Maybe this is the true reason that so many colleges and universities seem to be trying to re-envision themselves as glorified vocational schools! The proximate cause may be the (arguably laudable, on the face of it) desire by institutions of higher learning to make themselves more “relevant” and help their students get jobs with their diplomas.

But it may be that the ultimate cause is the desire of the puppeteers that pull the strings in so many aspects of society – the globalist, corporatist plutocrats, the vulture capitalists and profiteers, the robber-barons of the 21st century – to suppress aspirations toward the Good, the True, and the Beautiful, in favor of their (un)holy trinity of Production, Consumption, and Profit.

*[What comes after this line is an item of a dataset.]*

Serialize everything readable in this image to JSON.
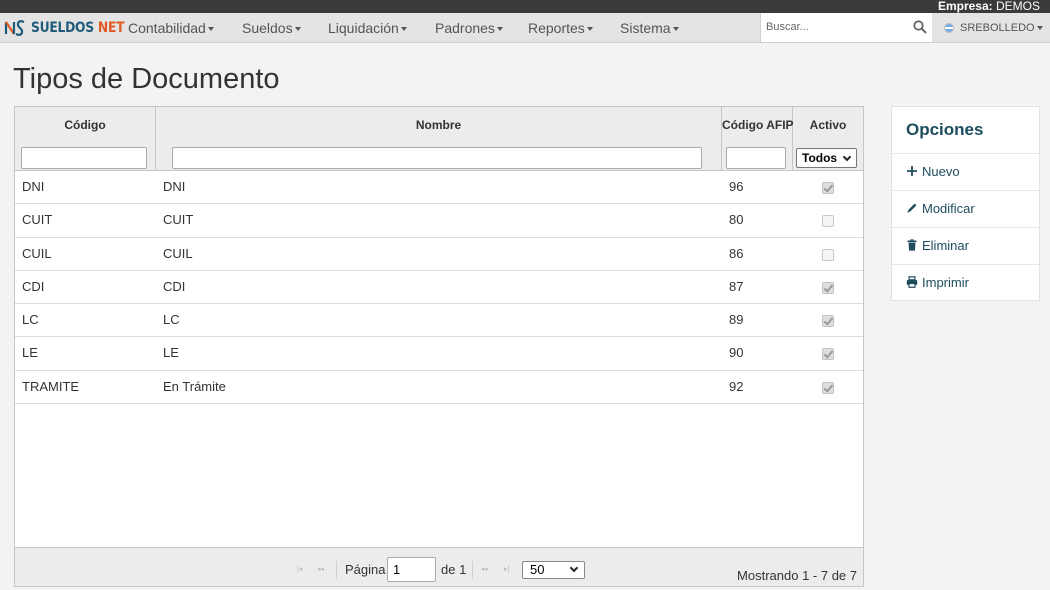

It certainly would suit those whose goal in life is to make money by selling “stuff” (whether goods or services) to promote the creation of a society of mindless drones who are numbed by the technological equivalent of “bread and circuses” into a passive existence where getting said “stuff” and being entertained (mostly electronically, which doesn’t even require a person to leave the house) becomes the goal of an otherwise largely futile and nihilistic existence.

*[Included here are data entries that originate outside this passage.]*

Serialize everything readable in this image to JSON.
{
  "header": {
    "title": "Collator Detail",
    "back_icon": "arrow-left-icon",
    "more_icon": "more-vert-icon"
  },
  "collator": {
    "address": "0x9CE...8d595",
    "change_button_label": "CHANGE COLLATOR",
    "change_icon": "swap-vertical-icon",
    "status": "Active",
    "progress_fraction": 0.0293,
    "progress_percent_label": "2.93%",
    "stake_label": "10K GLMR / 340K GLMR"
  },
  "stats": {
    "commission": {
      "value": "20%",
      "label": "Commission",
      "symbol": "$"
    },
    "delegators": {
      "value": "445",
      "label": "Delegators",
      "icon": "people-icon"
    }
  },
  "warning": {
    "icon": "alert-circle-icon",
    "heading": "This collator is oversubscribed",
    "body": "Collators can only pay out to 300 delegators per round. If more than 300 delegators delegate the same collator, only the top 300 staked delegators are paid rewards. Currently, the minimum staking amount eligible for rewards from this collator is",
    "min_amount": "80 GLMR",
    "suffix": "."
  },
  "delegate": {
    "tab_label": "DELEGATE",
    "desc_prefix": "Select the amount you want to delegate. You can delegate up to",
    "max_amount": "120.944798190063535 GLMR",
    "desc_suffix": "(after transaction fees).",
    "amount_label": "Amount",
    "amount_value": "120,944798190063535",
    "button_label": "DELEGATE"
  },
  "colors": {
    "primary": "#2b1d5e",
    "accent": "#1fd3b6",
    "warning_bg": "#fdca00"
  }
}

They certainly wouldn’t want people to be seriously wrestling with questions like “what is the Good?” or “how do we reach it?” or “what is the proper end of a human being?” Or struggling with attempting to discern the meaning of Truth, or which volitional (self-willed) acts of a human being are ethically virtuous, and which are ethically vicious. Or even grappling with the characteristics of genuine Beauty, and the relationship between and among Beauty, Truth, and Goodness, the classical Three Transcendentals.

Best not to even admit that there might be such a thing as transcendence. Certainly under no circumstances should they be led down trails which might lead them to the consideration that there may be some sort of actual, objective Divine Reality, outside the constraints of our physical-sensory universe (although in significant ways immanent within it) – and especially not one which is personal, concerned with humanity, and which has both plans for, and expectations of, us humans!

Human beings concerned about such matters would be lousy consumers of “stuff,” since they might begin to suspect that there may after all be higher aspirations which are, in the long run, more important…